Information given: Begin

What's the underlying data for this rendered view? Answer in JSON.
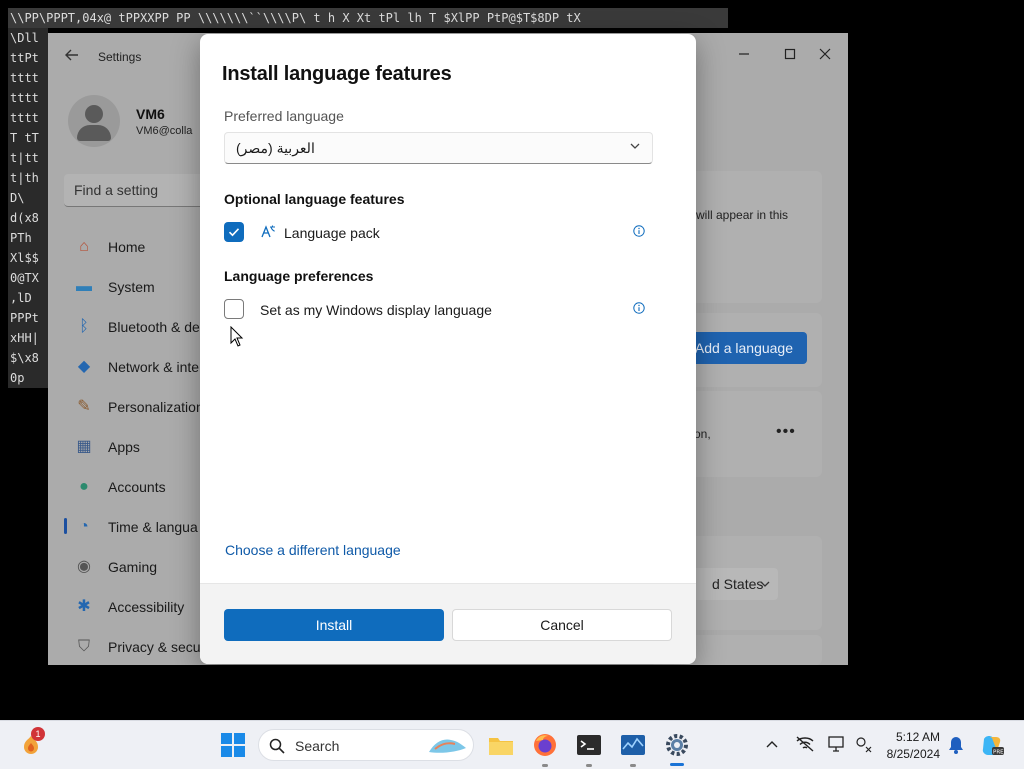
{
  "terminal": {
    "lines": [
      "\\\\PP\\PPPT,04x@ tPPXXPP PP \\\\\\\\\\\\\\``\\\\\\\\P\\ t h X Xt tPl lh T $XlPP PtP@$T$8DP tX",
      "\\Dll",
      "ttPt",
      "tttt",
      "tttt",
      "tttt",
      "T tT",
      "t|tt",
      "t|th",
      "D\\",
      "d(x8",
      "PTh",
      "Xl$$",
      "0@TX",
      ",lD",
      "PPPt",
      "xHH|",
      "$\\x8",
      "0p"
    ]
  },
  "settings": {
    "app_title": "Settings",
    "user_name": "VM6",
    "user_email": "VM6@colla",
    "find_placeholder": "Find a setting",
    "nav": [
      {
        "label": "Home",
        "icon": "home-icon"
      },
      {
        "label": "System",
        "icon": "monitor-icon"
      },
      {
        "label": "Bluetooth & de",
        "icon": "bluetooth-icon"
      },
      {
        "label": "Network & inte",
        "icon": "wifi-icon"
      },
      {
        "label": "Personalization",
        "icon": "brush-icon"
      },
      {
        "label": "Apps",
        "icon": "apps-icon"
      },
      {
        "label": "Accounts",
        "icon": "person-icon"
      },
      {
        "label": "Time & langua",
        "icon": "globe-clock-icon"
      },
      {
        "label": "Gaming",
        "icon": "gamepad-icon"
      },
      {
        "label": "Accessibility",
        "icon": "accessibility-icon"
      },
      {
        "label": "Privacy & secu",
        "icon": "shield-icon"
      }
    ],
    "selected_nav": "Time & langua",
    "card1_text_1": "will appear in this",
    "add_language_label": "Add a language",
    "card2_text": "on,",
    "region_value": "d States"
  },
  "dialog": {
    "title": "Install language features",
    "preferred_label": "Preferred language",
    "preferred_value": "العربية (مصر)",
    "optional_heading": "Optional language features",
    "language_pack_label": "Language pack",
    "language_pack_checked": true,
    "preferences_heading": "Language preferences",
    "display_language_label": "Set as my Windows display language",
    "display_language_checked": false,
    "different_language_link": "Choose a different language",
    "install_label": "Install",
    "cancel_label": "Cancel"
  },
  "taskbar": {
    "search_label": "Search",
    "notification_count": "1",
    "time": "5:12 AM",
    "date": "8/25/2024",
    "apps": [
      "widgets-icon",
      "start-icon",
      "search-icon",
      "file-explorer-icon",
      "firefox-icon",
      "terminal-icon",
      "task-manager-icon",
      "settings-icon"
    ]
  },
  "colors": {
    "accent": "#0f6cbd",
    "link": "#0f5aa8",
    "notification_badge": "#d13438"
  }
}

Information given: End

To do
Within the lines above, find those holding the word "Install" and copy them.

Task result
    "title": "Install language features",
    "install_label": "Install",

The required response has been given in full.